ACTION ITEM:
In the entries below, how many lines hold the word "data"? Answer with the number only.
======
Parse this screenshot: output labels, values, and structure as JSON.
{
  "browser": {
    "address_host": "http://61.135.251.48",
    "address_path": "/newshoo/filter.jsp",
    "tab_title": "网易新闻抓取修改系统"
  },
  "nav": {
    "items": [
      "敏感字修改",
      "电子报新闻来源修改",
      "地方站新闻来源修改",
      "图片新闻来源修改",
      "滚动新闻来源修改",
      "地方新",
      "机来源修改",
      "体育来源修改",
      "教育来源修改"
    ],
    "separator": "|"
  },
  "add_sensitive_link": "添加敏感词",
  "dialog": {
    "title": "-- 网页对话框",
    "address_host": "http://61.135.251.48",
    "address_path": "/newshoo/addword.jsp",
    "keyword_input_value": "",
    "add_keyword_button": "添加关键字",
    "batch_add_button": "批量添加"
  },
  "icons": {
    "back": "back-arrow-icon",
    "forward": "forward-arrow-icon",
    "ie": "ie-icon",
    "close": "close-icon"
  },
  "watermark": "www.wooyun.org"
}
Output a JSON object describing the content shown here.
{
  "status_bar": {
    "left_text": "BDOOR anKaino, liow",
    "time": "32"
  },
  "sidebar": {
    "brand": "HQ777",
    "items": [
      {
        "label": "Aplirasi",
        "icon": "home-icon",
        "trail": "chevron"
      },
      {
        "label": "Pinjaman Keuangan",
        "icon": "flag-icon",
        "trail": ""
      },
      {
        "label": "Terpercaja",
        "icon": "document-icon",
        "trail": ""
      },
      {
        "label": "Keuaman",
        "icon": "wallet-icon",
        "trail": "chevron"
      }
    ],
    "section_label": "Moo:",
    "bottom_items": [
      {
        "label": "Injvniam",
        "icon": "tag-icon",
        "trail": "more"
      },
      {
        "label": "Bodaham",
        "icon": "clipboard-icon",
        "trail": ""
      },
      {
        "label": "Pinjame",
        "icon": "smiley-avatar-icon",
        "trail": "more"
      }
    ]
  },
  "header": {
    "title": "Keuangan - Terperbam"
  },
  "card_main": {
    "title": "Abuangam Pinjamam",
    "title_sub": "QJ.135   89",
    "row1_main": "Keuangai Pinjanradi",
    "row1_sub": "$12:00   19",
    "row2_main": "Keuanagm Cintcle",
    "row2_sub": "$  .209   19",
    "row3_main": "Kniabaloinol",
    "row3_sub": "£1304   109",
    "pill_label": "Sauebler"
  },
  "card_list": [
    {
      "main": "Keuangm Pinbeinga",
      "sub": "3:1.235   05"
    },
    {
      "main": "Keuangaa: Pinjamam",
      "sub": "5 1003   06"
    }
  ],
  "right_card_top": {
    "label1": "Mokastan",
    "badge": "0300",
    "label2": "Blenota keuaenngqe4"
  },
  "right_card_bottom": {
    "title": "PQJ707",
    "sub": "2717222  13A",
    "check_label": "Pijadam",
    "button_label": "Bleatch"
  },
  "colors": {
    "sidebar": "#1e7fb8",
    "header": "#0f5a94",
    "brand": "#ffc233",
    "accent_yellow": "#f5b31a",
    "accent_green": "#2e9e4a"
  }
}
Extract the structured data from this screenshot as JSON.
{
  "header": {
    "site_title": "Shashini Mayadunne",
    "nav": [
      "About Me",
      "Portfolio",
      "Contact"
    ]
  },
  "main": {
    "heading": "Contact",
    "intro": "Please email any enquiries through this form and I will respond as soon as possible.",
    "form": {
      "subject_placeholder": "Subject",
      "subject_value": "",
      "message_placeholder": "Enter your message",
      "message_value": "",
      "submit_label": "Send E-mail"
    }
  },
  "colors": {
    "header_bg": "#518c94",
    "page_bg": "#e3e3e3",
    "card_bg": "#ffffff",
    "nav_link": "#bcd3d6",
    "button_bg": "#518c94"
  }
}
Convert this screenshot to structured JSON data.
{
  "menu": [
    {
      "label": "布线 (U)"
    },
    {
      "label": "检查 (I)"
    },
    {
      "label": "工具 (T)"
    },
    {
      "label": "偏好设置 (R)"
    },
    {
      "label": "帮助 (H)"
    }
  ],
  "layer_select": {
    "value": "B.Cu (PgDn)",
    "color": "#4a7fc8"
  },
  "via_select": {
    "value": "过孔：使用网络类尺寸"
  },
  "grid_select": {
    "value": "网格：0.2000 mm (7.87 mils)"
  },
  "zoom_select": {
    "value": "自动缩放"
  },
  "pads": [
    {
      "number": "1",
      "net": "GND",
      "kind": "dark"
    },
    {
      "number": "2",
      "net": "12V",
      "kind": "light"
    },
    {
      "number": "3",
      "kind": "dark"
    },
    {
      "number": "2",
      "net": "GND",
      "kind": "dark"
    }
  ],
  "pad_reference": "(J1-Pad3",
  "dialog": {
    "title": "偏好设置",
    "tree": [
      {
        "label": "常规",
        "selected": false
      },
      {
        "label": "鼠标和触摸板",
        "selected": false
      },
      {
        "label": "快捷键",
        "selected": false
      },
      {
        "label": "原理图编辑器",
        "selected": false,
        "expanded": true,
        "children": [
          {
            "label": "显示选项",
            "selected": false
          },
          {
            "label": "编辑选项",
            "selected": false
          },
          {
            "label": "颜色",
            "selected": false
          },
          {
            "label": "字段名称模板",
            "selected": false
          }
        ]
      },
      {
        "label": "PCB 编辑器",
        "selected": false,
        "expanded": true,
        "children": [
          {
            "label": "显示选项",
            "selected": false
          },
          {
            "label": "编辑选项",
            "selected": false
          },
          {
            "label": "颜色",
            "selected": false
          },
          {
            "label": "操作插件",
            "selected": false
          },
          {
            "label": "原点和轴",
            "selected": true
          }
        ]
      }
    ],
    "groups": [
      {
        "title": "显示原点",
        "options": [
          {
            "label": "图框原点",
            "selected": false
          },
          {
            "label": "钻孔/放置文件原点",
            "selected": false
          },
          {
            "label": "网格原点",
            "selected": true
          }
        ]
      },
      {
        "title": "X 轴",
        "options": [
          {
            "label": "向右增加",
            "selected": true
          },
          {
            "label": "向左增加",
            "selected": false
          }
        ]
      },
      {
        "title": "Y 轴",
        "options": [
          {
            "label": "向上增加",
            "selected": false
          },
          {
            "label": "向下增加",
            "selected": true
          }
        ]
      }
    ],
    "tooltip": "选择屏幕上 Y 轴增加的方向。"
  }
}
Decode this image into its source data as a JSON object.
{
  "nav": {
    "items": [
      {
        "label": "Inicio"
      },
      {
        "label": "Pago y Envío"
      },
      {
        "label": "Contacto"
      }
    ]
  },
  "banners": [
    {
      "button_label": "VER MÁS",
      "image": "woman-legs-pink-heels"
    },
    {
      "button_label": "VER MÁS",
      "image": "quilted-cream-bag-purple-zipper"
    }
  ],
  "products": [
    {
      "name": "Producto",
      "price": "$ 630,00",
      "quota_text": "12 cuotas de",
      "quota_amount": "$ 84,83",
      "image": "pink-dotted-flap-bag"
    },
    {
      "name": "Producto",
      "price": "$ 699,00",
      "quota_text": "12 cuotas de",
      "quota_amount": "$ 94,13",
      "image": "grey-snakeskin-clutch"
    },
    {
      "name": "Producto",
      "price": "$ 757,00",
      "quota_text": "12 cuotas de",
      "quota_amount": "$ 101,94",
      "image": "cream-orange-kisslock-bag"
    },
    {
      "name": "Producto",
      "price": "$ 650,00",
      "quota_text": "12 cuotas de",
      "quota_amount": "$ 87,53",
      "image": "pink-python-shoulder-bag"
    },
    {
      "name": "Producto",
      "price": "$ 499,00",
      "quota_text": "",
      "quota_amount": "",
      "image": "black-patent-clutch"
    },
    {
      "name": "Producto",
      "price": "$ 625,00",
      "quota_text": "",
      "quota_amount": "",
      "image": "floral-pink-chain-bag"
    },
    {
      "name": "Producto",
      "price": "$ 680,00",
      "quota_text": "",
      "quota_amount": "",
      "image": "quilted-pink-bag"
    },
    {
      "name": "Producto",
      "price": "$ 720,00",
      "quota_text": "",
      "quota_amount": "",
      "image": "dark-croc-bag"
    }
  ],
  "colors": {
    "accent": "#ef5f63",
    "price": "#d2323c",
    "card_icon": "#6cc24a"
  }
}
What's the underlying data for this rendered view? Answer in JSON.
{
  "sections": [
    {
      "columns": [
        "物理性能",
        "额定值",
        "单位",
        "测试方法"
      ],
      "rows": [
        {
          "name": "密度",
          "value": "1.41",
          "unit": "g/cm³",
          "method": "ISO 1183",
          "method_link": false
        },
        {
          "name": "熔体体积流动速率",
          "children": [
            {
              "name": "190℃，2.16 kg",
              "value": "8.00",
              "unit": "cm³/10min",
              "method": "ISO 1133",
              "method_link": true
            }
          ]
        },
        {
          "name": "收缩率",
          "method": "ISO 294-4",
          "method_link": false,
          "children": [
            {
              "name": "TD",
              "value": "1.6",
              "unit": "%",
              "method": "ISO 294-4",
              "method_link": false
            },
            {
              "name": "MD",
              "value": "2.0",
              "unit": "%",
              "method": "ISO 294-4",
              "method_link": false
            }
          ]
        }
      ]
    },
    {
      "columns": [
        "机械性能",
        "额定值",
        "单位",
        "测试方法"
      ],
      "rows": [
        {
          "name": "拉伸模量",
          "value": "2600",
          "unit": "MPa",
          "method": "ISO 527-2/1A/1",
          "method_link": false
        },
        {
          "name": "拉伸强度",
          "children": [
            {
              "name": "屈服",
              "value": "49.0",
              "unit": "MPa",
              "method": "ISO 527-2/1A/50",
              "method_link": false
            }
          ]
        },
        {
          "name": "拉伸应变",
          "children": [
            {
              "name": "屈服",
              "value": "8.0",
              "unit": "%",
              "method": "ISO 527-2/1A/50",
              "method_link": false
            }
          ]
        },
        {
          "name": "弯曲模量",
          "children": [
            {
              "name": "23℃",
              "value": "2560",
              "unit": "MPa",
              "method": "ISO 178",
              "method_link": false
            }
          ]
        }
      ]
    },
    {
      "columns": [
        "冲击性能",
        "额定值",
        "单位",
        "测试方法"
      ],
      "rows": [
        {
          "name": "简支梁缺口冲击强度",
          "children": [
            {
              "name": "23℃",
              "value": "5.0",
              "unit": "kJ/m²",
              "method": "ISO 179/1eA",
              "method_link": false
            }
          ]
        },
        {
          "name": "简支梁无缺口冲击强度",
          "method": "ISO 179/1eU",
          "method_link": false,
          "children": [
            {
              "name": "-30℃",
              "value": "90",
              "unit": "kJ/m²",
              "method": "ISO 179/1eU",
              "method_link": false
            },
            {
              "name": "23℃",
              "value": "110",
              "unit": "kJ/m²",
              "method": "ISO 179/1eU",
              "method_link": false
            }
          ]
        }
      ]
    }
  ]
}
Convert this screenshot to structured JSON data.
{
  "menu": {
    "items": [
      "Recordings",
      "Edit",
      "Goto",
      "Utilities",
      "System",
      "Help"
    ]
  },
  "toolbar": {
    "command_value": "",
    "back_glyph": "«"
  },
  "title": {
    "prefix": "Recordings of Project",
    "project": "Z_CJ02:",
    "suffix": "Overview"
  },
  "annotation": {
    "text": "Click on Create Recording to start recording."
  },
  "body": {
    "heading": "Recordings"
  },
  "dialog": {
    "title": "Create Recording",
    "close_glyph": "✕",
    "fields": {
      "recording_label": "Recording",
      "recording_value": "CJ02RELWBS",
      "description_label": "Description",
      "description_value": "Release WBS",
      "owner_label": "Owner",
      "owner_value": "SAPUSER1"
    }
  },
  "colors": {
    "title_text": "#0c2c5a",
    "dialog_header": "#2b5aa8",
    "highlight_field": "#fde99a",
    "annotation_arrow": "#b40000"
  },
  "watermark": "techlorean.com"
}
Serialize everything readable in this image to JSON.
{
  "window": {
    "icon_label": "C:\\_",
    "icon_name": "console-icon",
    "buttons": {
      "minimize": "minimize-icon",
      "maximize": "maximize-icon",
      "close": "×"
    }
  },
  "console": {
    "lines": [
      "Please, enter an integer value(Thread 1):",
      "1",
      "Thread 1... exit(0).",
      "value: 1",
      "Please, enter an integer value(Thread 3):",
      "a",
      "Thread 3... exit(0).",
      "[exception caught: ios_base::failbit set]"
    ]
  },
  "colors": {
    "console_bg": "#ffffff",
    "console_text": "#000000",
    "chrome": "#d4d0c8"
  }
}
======
RESPONSE:
5